Proc. SPIE. 11659, Colloidal Nanoparticles for Biomedical Applications XVI
KEYWORDS: Semiconductors, Luminescence, Molecules, Energy transfer, Biosensors, Quantum dots, Resonance energy transfer, Fluorescence resonance energy transfer, Molecular aggregates, Molecular energy transfer
Here we investigate Förster Resonant Energy Transfer (FRET) occurring between luminescent colloidal semiconductor quantum dots (QDs) and fluorescent streptavidin molecules (FSA), chemically coupled thanks to N-hydroxysuccinimide (NHS) and biotin. In some conditions, QDs are known to form agglomerates throughout their functionalization by NHS and biotin molecules. Thus, we wondered how this collective aggregation could influence the efficiency of FRET. Interestingly, this proves to enhance the energy transfer from QDs to FSA. In terms of detection threshold, aggregated-QD-based systems lead to a limit down to 5 nM, while it is up to 80 nM for non-aggregated ones. Therefore, these unexpected results evidence our ability to exploit QDs aggregation for the design of biosensing systems with lower and lower molecular detection thresholds. Unlike the common beliefs, QD agglomeration is an asset that we can benefit from in order to improve the performance of QD-based biosensors. As a counterpart, this requires a fine monitoring of the emission spectrum of QDs while they are aggregating. This is why we provide a complete characterization of the QD fluorescence throughout their chemical funtionalization with NHS and biotin, supporting that such precautions are mandatory. Further, we show it is necessary to distinguish hetero-FRET (between QDs and FSA) from homo-FRET (between QDs within a same aggregate) in order to avoid misleading interpretations.

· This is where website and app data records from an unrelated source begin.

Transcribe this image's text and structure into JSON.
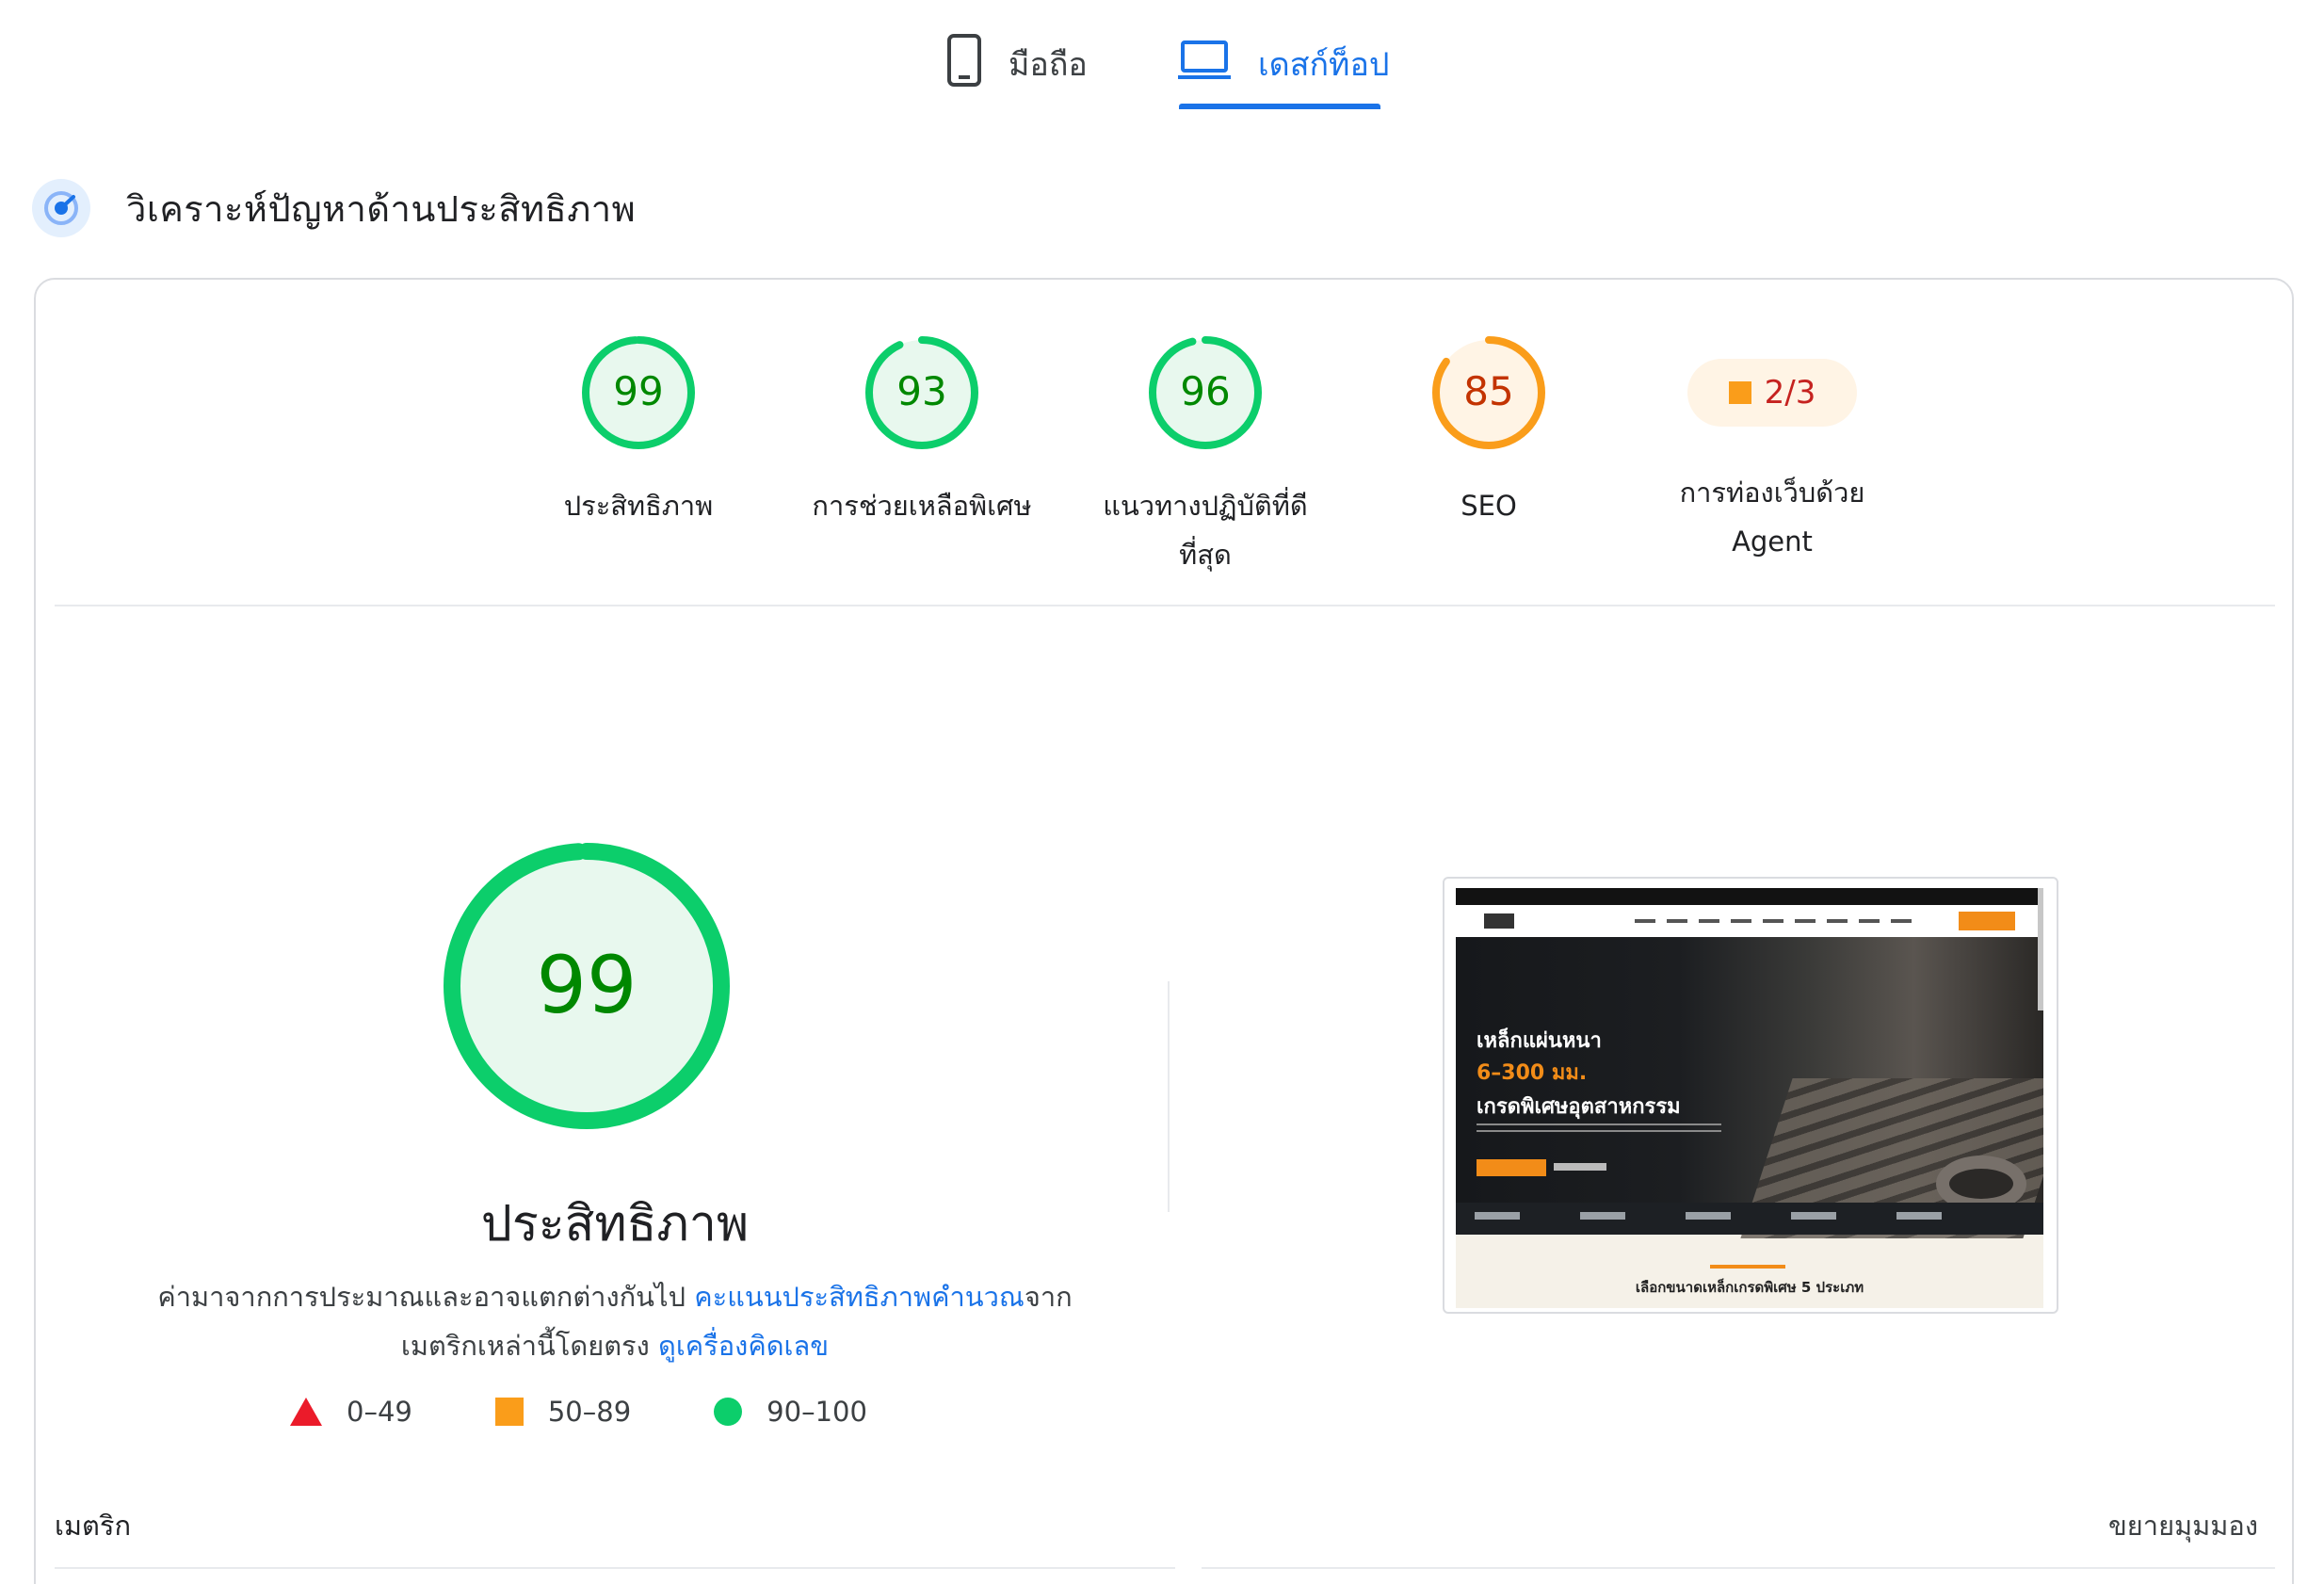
{
  "tabs": {
    "mobile": "มือถือ",
    "desktop": "เดสก์ท็อป",
    "active": "desktop"
  },
  "section_title": "วิเคราะห์ปัญหาด้านประสิทธิภาพ",
  "categories": [
    {
      "label": "ประสิทธิภาพ",
      "score": 99,
      "rating": "pass"
    },
    {
      "label": "การช่วยเหลือพิเศษ",
      "score": 93,
      "rating": "pass"
    },
    {
      "label_1": "แนวทางปฏิบัติที่ดี",
      "label_2": "ที่สุด",
      "score": 96,
      "rating": "pass"
    },
    {
      "label": "SEO",
      "score": 85,
      "rating": "average"
    },
    {
      "label_1": "การท่องเว็บด้วย",
      "label_2": "Agent",
      "score_text": "2/3",
      "rating": "average"
    }
  ],
  "main": {
    "score": 99,
    "title": "ประสิทธิภาพ",
    "desc_text_1": "ค่ามาจากการประมาณและอาจแตกต่างกันไป ",
    "desc_link_1": "คะแนนประสิทธิภาพคำนวณ",
    "desc_text_2": "จาก",
    "desc_text_3": "เมตริกเหล่านี้โดยตรง ",
    "desc_link_2": "ดูเครื่องคิดเลข"
  },
  "legend": [
    {
      "range": "0–49",
      "shape": "triangle",
      "color": "#eb1b2a"
    },
    {
      "range": "50–89",
      "shape": "square",
      "color": "#fa9d1a"
    },
    {
      "range": "90–100",
      "shape": "circle",
      "color": "#0cce6b"
    }
  ],
  "screenshot": {
    "hero_line_1": "เหล็กแผ่นหนา",
    "hero_line_2": "6–300 มม.",
    "hero_line_3": "เกรดพิเศษอุตสาหกรรม",
    "bottom_heading": "เลือกขนาดเหล็กเกรดพิเศษ 5 ประเภท"
  },
  "footer": {
    "metrics_label": "เมตริก",
    "expand_label": "ขยายมุมมอง"
  },
  "colors": {
    "pass": "#0cce6b",
    "pass_text": "#008800",
    "pass_fill": "#e8f8ee",
    "average": "#fa9d1a",
    "average_text": "#c33300",
    "average_fill": "#fff4e5",
    "accent": "#1a73e8"
  }
}
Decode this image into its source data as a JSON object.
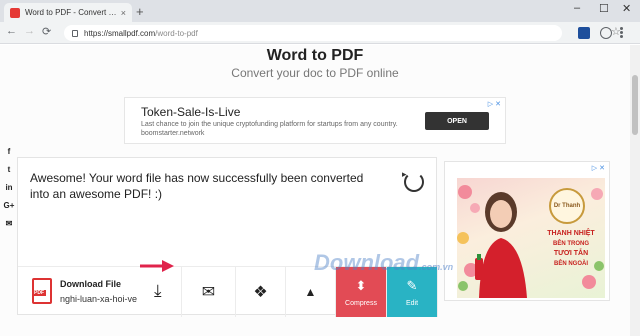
{
  "browser": {
    "tab_title": "Word to PDF - Convert your DO",
    "tab_close": "×",
    "new_tab": "+",
    "window_controls": [
      "–",
      "☐",
      "✕"
    ],
    "url_domain": "https://smallpdf.com",
    "url_path": "/word-to-pdf",
    "nav": [
      "←",
      "→",
      "⟳"
    ],
    "star": "☆"
  },
  "page": {
    "title": "Word to PDF",
    "subtitle": "Convert your doc to PDF online"
  },
  "ad_top": {
    "title": "Token-Sale-Is-Live",
    "description": "Last chance to join the unique cryptofunding platform for startups from any country. boomstarter.network",
    "button": "OPEN",
    "badge": "▷ ✕"
  },
  "social": [
    "f",
    "t",
    "in",
    "G+",
    "✉"
  ],
  "result": {
    "message": "Awesome! Your word file has now successfully been converted into an awesome PDF! :)",
    "download_title": "Download File",
    "file_name": "nghi-luan-xa-hoi-ve",
    "pdf_label": "PDF",
    "download_glyph": "⤓",
    "mail_glyph": "✉",
    "dropbox_glyph": "❖",
    "drive_glyph": "▲",
    "compress_label": "Compress",
    "edit_label": "Edit"
  },
  "ad_side": {
    "badge": "▷ ✕",
    "brand": "Dr Thanh",
    "slogan_1": "THANH NHIỆT",
    "slogan_2": "BÊN TRONG",
    "slogan_3": "TƯƠI TẮN",
    "slogan_4": "BÊN NGOÀI"
  },
  "watermark": {
    "text": "Download",
    "suffix": ".com.vn"
  },
  "colors": {
    "compress": "#e24b55",
    "edit": "#29b3c4",
    "pdf_red": "#dd3333"
  }
}
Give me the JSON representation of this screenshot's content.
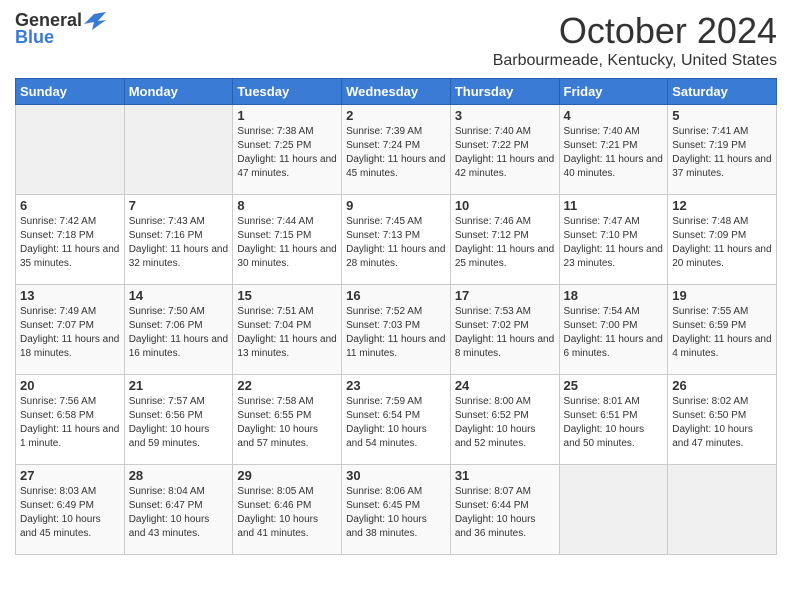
{
  "header": {
    "logo_general": "General",
    "logo_blue": "Blue",
    "month": "October 2024",
    "location": "Barbourmeade, Kentucky, United States"
  },
  "days_of_week": [
    "Sunday",
    "Monday",
    "Tuesday",
    "Wednesday",
    "Thursday",
    "Friday",
    "Saturday"
  ],
  "weeks": [
    [
      {
        "day": "",
        "sunrise": "",
        "sunset": "",
        "daylight": ""
      },
      {
        "day": "",
        "sunrise": "",
        "sunset": "",
        "daylight": ""
      },
      {
        "day": "1",
        "sunrise": "Sunrise: 7:38 AM",
        "sunset": "Sunset: 7:25 PM",
        "daylight": "Daylight: 11 hours and 47 minutes."
      },
      {
        "day": "2",
        "sunrise": "Sunrise: 7:39 AM",
        "sunset": "Sunset: 7:24 PM",
        "daylight": "Daylight: 11 hours and 45 minutes."
      },
      {
        "day": "3",
        "sunrise": "Sunrise: 7:40 AM",
        "sunset": "Sunset: 7:22 PM",
        "daylight": "Daylight: 11 hours and 42 minutes."
      },
      {
        "day": "4",
        "sunrise": "Sunrise: 7:40 AM",
        "sunset": "Sunset: 7:21 PM",
        "daylight": "Daylight: 11 hours and 40 minutes."
      },
      {
        "day": "5",
        "sunrise": "Sunrise: 7:41 AM",
        "sunset": "Sunset: 7:19 PM",
        "daylight": "Daylight: 11 hours and 37 minutes."
      }
    ],
    [
      {
        "day": "6",
        "sunrise": "Sunrise: 7:42 AM",
        "sunset": "Sunset: 7:18 PM",
        "daylight": "Daylight: 11 hours and 35 minutes."
      },
      {
        "day": "7",
        "sunrise": "Sunrise: 7:43 AM",
        "sunset": "Sunset: 7:16 PM",
        "daylight": "Daylight: 11 hours and 32 minutes."
      },
      {
        "day": "8",
        "sunrise": "Sunrise: 7:44 AM",
        "sunset": "Sunset: 7:15 PM",
        "daylight": "Daylight: 11 hours and 30 minutes."
      },
      {
        "day": "9",
        "sunrise": "Sunrise: 7:45 AM",
        "sunset": "Sunset: 7:13 PM",
        "daylight": "Daylight: 11 hours and 28 minutes."
      },
      {
        "day": "10",
        "sunrise": "Sunrise: 7:46 AM",
        "sunset": "Sunset: 7:12 PM",
        "daylight": "Daylight: 11 hours and 25 minutes."
      },
      {
        "day": "11",
        "sunrise": "Sunrise: 7:47 AM",
        "sunset": "Sunset: 7:10 PM",
        "daylight": "Daylight: 11 hours and 23 minutes."
      },
      {
        "day": "12",
        "sunrise": "Sunrise: 7:48 AM",
        "sunset": "Sunset: 7:09 PM",
        "daylight": "Daylight: 11 hours and 20 minutes."
      }
    ],
    [
      {
        "day": "13",
        "sunrise": "Sunrise: 7:49 AM",
        "sunset": "Sunset: 7:07 PM",
        "daylight": "Daylight: 11 hours and 18 minutes."
      },
      {
        "day": "14",
        "sunrise": "Sunrise: 7:50 AM",
        "sunset": "Sunset: 7:06 PM",
        "daylight": "Daylight: 11 hours and 16 minutes."
      },
      {
        "day": "15",
        "sunrise": "Sunrise: 7:51 AM",
        "sunset": "Sunset: 7:04 PM",
        "daylight": "Daylight: 11 hours and 13 minutes."
      },
      {
        "day": "16",
        "sunrise": "Sunrise: 7:52 AM",
        "sunset": "Sunset: 7:03 PM",
        "daylight": "Daylight: 11 hours and 11 minutes."
      },
      {
        "day": "17",
        "sunrise": "Sunrise: 7:53 AM",
        "sunset": "Sunset: 7:02 PM",
        "daylight": "Daylight: 11 hours and 8 minutes."
      },
      {
        "day": "18",
        "sunrise": "Sunrise: 7:54 AM",
        "sunset": "Sunset: 7:00 PM",
        "daylight": "Daylight: 11 hours and 6 minutes."
      },
      {
        "day": "19",
        "sunrise": "Sunrise: 7:55 AM",
        "sunset": "Sunset: 6:59 PM",
        "daylight": "Daylight: 11 hours and 4 minutes."
      }
    ],
    [
      {
        "day": "20",
        "sunrise": "Sunrise: 7:56 AM",
        "sunset": "Sunset: 6:58 PM",
        "daylight": "Daylight: 11 hours and 1 minute."
      },
      {
        "day": "21",
        "sunrise": "Sunrise: 7:57 AM",
        "sunset": "Sunset: 6:56 PM",
        "daylight": "Daylight: 10 hours and 59 minutes."
      },
      {
        "day": "22",
        "sunrise": "Sunrise: 7:58 AM",
        "sunset": "Sunset: 6:55 PM",
        "daylight": "Daylight: 10 hours and 57 minutes."
      },
      {
        "day": "23",
        "sunrise": "Sunrise: 7:59 AM",
        "sunset": "Sunset: 6:54 PM",
        "daylight": "Daylight: 10 hours and 54 minutes."
      },
      {
        "day": "24",
        "sunrise": "Sunrise: 8:00 AM",
        "sunset": "Sunset: 6:52 PM",
        "daylight": "Daylight: 10 hours and 52 minutes."
      },
      {
        "day": "25",
        "sunrise": "Sunrise: 8:01 AM",
        "sunset": "Sunset: 6:51 PM",
        "daylight": "Daylight: 10 hours and 50 minutes."
      },
      {
        "day": "26",
        "sunrise": "Sunrise: 8:02 AM",
        "sunset": "Sunset: 6:50 PM",
        "daylight": "Daylight: 10 hours and 47 minutes."
      }
    ],
    [
      {
        "day": "27",
        "sunrise": "Sunrise: 8:03 AM",
        "sunset": "Sunset: 6:49 PM",
        "daylight": "Daylight: 10 hours and 45 minutes."
      },
      {
        "day": "28",
        "sunrise": "Sunrise: 8:04 AM",
        "sunset": "Sunset: 6:47 PM",
        "daylight": "Daylight: 10 hours and 43 minutes."
      },
      {
        "day": "29",
        "sunrise": "Sunrise: 8:05 AM",
        "sunset": "Sunset: 6:46 PM",
        "daylight": "Daylight: 10 hours and 41 minutes."
      },
      {
        "day": "30",
        "sunrise": "Sunrise: 8:06 AM",
        "sunset": "Sunset: 6:45 PM",
        "daylight": "Daylight: 10 hours and 38 minutes."
      },
      {
        "day": "31",
        "sunrise": "Sunrise: 8:07 AM",
        "sunset": "Sunset: 6:44 PM",
        "daylight": "Daylight: 10 hours and 36 minutes."
      },
      {
        "day": "",
        "sunrise": "",
        "sunset": "",
        "daylight": ""
      },
      {
        "day": "",
        "sunrise": "",
        "sunset": "",
        "daylight": ""
      }
    ]
  ]
}
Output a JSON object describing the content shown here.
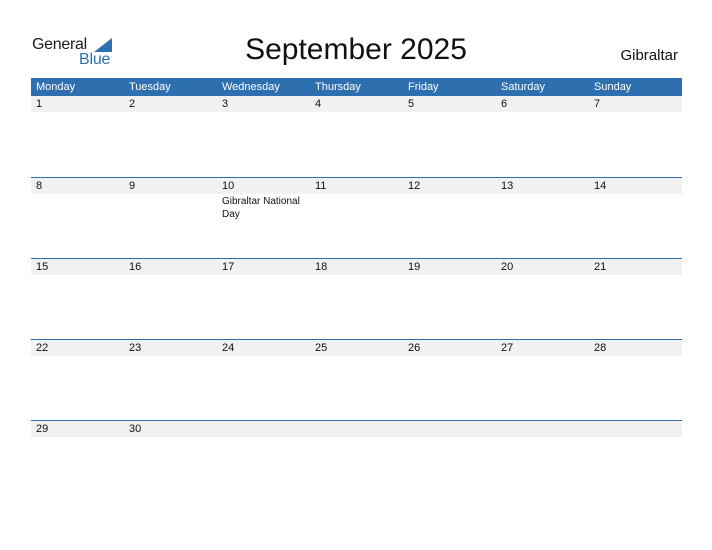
{
  "logo": {
    "part1": "General",
    "part2": "Blue",
    "accent_color": "#2e6fb0"
  },
  "title": "September 2025",
  "country": "Gibraltar",
  "weekdays": [
    "Monday",
    "Tuesday",
    "Wednesday",
    "Thursday",
    "Friday",
    "Saturday",
    "Sunday"
  ],
  "weeks": [
    {
      "days": [
        "1",
        "2",
        "3",
        "4",
        "5",
        "6",
        "7"
      ],
      "notes": [
        "",
        "",
        "",
        "",
        "",
        "",
        ""
      ]
    },
    {
      "days": [
        "8",
        "9",
        "10",
        "11",
        "12",
        "13",
        "14"
      ],
      "notes": [
        "",
        "",
        "Gibraltar National Day",
        "",
        "",
        "",
        ""
      ]
    },
    {
      "days": [
        "15",
        "16",
        "17",
        "18",
        "19",
        "20",
        "21"
      ],
      "notes": [
        "",
        "",
        "",
        "",
        "",
        "",
        ""
      ]
    },
    {
      "days": [
        "22",
        "23",
        "24",
        "25",
        "26",
        "27",
        "28"
      ],
      "notes": [
        "",
        "",
        "",
        "",
        "",
        "",
        ""
      ]
    },
    {
      "days": [
        "29",
        "30",
        "",
        "",
        "",
        "",
        ""
      ],
      "notes": [
        "",
        "",
        "",
        "",
        "",
        "",
        ""
      ]
    }
  ]
}
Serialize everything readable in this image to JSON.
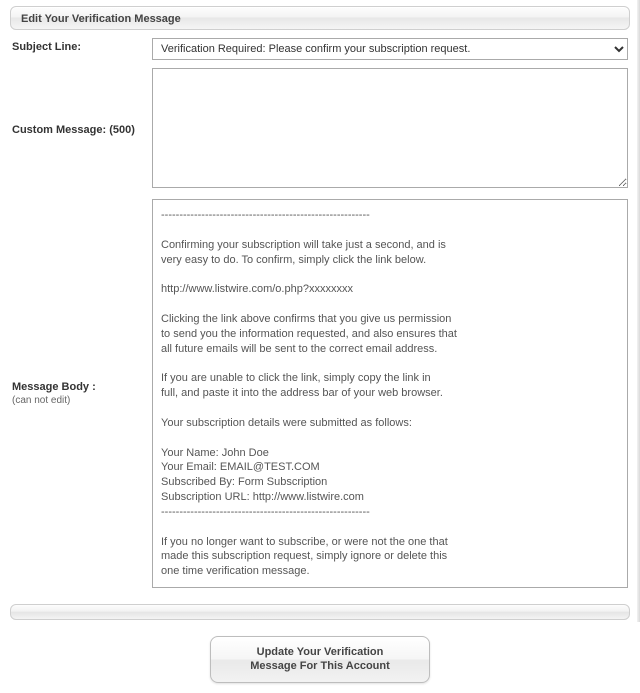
{
  "header": {
    "title": "Edit Your Verification Message"
  },
  "form": {
    "subject": {
      "label": "Subject Line:",
      "selected": "Verification Required: Please confirm your subscription request."
    },
    "custom": {
      "label": "Custom Message: (500)",
      "value": ""
    },
    "body": {
      "label": "Message Body :",
      "sublabel": "(can not edit)",
      "lines": [
        "---------------------------------------------------------",
        "",
        "Confirming your subscription will take just a second, and is",
        "very easy to do. To confirm, simply click the link below.",
        "",
        "http://www.listwire.com/o.php?xxxxxxxx",
        "",
        "Clicking the link above confirms that you give us permission",
        "to send you the information requested, and also ensures that",
        "all future emails will be sent to the correct email address.",
        "",
        "If you are unable to click the link, simply copy the link in",
        "full, and paste it into the address bar of your web browser.",
        "",
        "Your subscription details were submitted as follows:",
        "",
        "Your Name: John Doe",
        "Your Email: EMAIL@TEST.COM",
        "Subscribed By: Form Subscription",
        "Subscription URL: http://www.listwire.com",
        "---------------------------------------------------------",
        "",
        "If you no longer want to subscribe, or were not the one that",
        "made this subscription request, simply ignore or delete this",
        "one time verification message."
      ]
    }
  },
  "actions": {
    "update": "Update Your Verification\nMessage For This Account"
  }
}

Colloidal semiconductor quantum dots (QDs) constitute zero-dimension excitonic materials characterized by quantized states and able to emit fluorescence. QDs are promising materials for catalysis, molecular recognition and biosensing. In this context, our work consists in the design of a new class of biochemical sensors based on QD-grafted chips to benefit from their high opto-electronic activity in the visible range. In order to achieve this, we functionalize silica and CaF2 susbtrates with 4 nm-diameter CdTe QDs and organic molecules (e.g. phenylamine). The originality of our work then lies in two-colour sum-frequency generation nonlinear optical spectroscopy, mixing Raman and IR spectroscopies. This technique enables to probe and to quantify the coupling between the excitonic properties of the QDs and the vibrational response of their molecular environment: two tunable visible and IR laser beams are mixed on the QD-grafted chips to electronically excite the QDs while the vibrational spectroscopy of the surrounding organic species is performed. Through this approach, we clearly demonstrated a correlation between QDs and molecules. Especially, the vibrational response of the molecules is maximized when the first excitonic state of the CdTe QDs is pumped by the visible beam, which means it is possible to enhance the detection of given biomolecules thanks to QDs. Considering that confined excitons transfer their energy to molecules through dipolar interaction, the model we developed accounts indeed for such a behaviour.